Finally, Kitchen Sink was the only underground press to successfully transition from the 1960s era to the modern age of independent comics publishing and retain its relevance. In the 1980s, KSP occupied a space between the artsy alternative work coming from Fantagraphics and Art Spiegelman’s RAW, and aspiring mainstream publishers like Pacific, Eclipse and Dark Horse. Kitchen Sink published early work from Charles Burns, Mark Schultz, Monte Beauchamp, Kate Worley, Reed Waller and many others, including Howard Cruse’s landmark Gay Comix in 1980. The company’s catalog from that era looks remarkably prescient and modern even 30 years after the fact.
In 1994, Kitchen Sink merged with Tundra, the ambitious but undisciplined publishing enterprise launched by Kevin Eastman. At first, the union brought some great work to market, including Dave McKean’s Cages, the first edition of Scott McCloud’s landmark Understanding Comics, and James O’Barr’s The Crow. But eventually financial issues drove the business under.
Denis Kitchen re-emerged as an artist’s agent and book packager, working with Eisner, the Kurtzman estate, Crumb and others to get their works into better editions and wider distribution, in partnership with literary agent Judy Hansen, and later book designer John Lind. He also authored several works of comics history including biographies of Kurtzman and Capp. In 2013, he joined Dark Horse as part of a joint venture to relaunch a Kitchen Sink books imprint.
Along the way, Kitchen found time to found the free speech advocacy group the Comic Book Legal Defense Fund to protect creators and retailers from harassment by overzealous government authorities.
All of Denis Kitchen’s activities in publishing, business, comics history and advocacy meant the world saw less of his oddly compelling artwork, which remains some of the best to emerge from the underground era. He says that at one point, he asked Harvey Kurtzman whether he should give up publishing to pursue more of his own work, and Kurtzman, to Denis’s surprise, advised him to stick with the business, saying there were plenty of artists, but not enough good people working on other side of the desk.
Denis Kitchen isn’t exactly an unheralded figure.
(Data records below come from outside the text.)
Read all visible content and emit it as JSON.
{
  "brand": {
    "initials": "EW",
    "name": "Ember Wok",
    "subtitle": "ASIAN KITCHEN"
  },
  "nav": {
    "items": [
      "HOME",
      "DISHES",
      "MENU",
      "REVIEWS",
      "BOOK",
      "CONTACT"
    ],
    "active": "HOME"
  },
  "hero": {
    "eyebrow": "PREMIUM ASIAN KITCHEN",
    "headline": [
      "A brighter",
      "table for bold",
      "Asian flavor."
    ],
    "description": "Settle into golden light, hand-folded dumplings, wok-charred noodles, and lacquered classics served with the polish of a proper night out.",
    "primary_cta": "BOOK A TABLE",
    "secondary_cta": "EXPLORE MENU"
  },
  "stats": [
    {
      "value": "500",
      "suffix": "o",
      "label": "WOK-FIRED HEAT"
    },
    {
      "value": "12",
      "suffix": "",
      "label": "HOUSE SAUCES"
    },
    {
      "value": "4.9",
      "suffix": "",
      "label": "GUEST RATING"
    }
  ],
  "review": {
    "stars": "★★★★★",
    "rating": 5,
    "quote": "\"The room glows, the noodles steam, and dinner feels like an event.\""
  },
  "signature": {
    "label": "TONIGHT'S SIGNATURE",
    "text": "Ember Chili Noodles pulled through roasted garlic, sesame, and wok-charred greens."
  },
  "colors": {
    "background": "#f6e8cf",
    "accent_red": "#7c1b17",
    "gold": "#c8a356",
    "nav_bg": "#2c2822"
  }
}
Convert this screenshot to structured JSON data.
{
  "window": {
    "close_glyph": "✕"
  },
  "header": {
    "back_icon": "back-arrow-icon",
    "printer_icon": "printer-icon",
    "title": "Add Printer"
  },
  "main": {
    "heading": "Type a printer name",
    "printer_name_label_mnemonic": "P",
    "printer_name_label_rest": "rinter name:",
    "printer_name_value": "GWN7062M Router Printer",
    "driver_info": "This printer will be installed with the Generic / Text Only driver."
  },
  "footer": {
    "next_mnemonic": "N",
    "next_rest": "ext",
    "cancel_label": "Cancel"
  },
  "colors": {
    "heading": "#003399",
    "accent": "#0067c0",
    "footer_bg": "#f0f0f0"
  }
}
He was inducted into the Will Eisner Award Hall of Fame in 2015 and has a shelf full of awards to show for his long and successful career. But, as with Kirby, the generation that grew up with his work tends to take it for granted, and younger people know it only by reputation and influence, if at all. The diffuse nature of his endeavors, and the fact that he spent a lot of time behind the scenes on the business side, makes it harder to discern the pivotal role he played at almost every point in comics’ 50 year march from lightly-regarded juvenilia to serious art and literature.
The good news is that Denis is 70 years young and still buzzing with new ideas, new projects and new art. He’s seen his life’s work of getting great comics recognized as work of lasting cultural and artistic importance largely accomplished, and yet spending even a few minutes with him, you get the impression that there’s still plenty of great stuff yet to come.
The opinions expressed in this column are solely those of the writer, and do not necessarily reflect the views of the editorial staff of ICv2.com.